Smith v. Doe

Facts of the Case

The Alaska Sex Offender Registration Act (Act), 1994 Alaska Sess. Laws 41, required the offenders to register with the state, to provide a wide range of personal information such as their appearance, location, employment, and circumstances of conviction, and to notify the state of any changes in the registration information. Respondents, who were previously convicted of aggravated sex offenses, contended that the Act was punitive in nature, and thus constituted retroactive punishment in violation of the Ex Post Facto Clause, but the petitioner officials argued that the Act was a non-punitive regulatory scheme enacted for the protection of the public. The District Court granted summary judgment in favor of petitioners. On appeal, the appellate court held that the Act violated the ex post facto prohibition in Art I, 10, cl 1, as applied to offenders whose crimes had been committed before the statute’s enactment. According to the appellate court, even though the Alaska legislature had intended that the Act would provide a non-punitive and civil regulatory scheme, the statute’s effects were punitive.


Does the Ex Post Facto Clause of Article I Section 10 prohibit the Alaska Sex Offender Registration Act’s registration requirement as a retroactive punishment?

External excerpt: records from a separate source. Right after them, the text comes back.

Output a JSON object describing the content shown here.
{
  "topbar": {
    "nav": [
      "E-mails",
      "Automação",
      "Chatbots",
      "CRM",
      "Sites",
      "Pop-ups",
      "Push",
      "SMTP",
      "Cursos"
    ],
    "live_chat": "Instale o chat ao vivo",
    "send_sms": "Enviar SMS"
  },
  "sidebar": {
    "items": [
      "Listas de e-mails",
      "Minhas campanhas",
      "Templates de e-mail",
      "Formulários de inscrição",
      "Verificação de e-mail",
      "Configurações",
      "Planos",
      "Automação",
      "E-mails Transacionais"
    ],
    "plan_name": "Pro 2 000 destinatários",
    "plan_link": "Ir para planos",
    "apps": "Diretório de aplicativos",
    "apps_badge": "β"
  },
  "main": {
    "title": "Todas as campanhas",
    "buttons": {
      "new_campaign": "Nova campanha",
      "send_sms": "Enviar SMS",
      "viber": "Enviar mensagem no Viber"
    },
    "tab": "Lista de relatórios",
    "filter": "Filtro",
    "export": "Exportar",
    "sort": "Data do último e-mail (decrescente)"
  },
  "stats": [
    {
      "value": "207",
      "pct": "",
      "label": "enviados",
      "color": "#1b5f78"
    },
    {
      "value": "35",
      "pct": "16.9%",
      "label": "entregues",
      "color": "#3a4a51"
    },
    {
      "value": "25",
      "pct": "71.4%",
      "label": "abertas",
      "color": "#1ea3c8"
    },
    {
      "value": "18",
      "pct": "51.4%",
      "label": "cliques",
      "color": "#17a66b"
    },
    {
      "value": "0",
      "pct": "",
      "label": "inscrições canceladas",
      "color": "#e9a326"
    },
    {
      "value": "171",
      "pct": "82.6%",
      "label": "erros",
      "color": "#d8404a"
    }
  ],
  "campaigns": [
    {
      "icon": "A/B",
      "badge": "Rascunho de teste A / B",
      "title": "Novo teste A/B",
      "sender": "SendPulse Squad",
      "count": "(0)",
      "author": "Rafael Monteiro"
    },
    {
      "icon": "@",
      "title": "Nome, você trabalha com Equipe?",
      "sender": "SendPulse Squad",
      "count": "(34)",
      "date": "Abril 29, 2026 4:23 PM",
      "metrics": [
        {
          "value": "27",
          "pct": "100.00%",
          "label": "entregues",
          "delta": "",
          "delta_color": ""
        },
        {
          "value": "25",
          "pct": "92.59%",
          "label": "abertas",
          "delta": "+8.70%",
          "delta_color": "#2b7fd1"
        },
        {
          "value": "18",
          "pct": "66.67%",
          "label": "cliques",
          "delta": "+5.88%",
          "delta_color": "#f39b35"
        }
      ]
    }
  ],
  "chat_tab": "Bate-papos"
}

No. In a 6-3 opinion delivered by Justice Anthony M. Kennedy, the Court held that the Alaska Sex Offender Registration Act’s retroactive application does not violate the Ex Post Facto Clause because the act is nonpunitive. The Court reasoned that the act was clearly intended as a civil, non-punitive means of identifying previous offenders for the protection of the public. The Court also found that the stigma, which could result from registration, did not render the act effectively punitive, since the dissemination of the registration information did not constitute the imposition of any significant affirmative disability or restraint. Dissenting, Justice John Paul Stevens argued that the act could only cover those convicted of offenses committed after the effective date of the act without violating the Ex Post Facto Clause. Justice Ruth Bader Ginsburg, joined by Justice Stephen G. Breyer, dissented, arguing that the act was ambiguous in intent and punitive in effect and that its retroactive application was incompatible with the Ex Post Facto Clause.

Case Information

  • Citation: 538 US 84 (2003)
  • Argued: Nov 13, 2002
  • Decided Mar 5, 2003